=== Exercise materials ===
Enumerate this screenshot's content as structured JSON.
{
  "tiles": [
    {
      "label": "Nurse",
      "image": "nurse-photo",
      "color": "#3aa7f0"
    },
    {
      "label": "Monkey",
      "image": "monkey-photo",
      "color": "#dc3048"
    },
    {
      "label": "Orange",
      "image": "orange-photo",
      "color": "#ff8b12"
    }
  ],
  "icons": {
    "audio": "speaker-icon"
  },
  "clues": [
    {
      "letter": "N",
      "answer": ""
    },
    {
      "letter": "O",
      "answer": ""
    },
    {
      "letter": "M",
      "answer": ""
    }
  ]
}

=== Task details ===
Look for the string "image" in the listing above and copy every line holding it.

=== Exercise output ===
      "image": "nurse-photo",
      "image": "monkey-photo",
      "image": "orange-photo",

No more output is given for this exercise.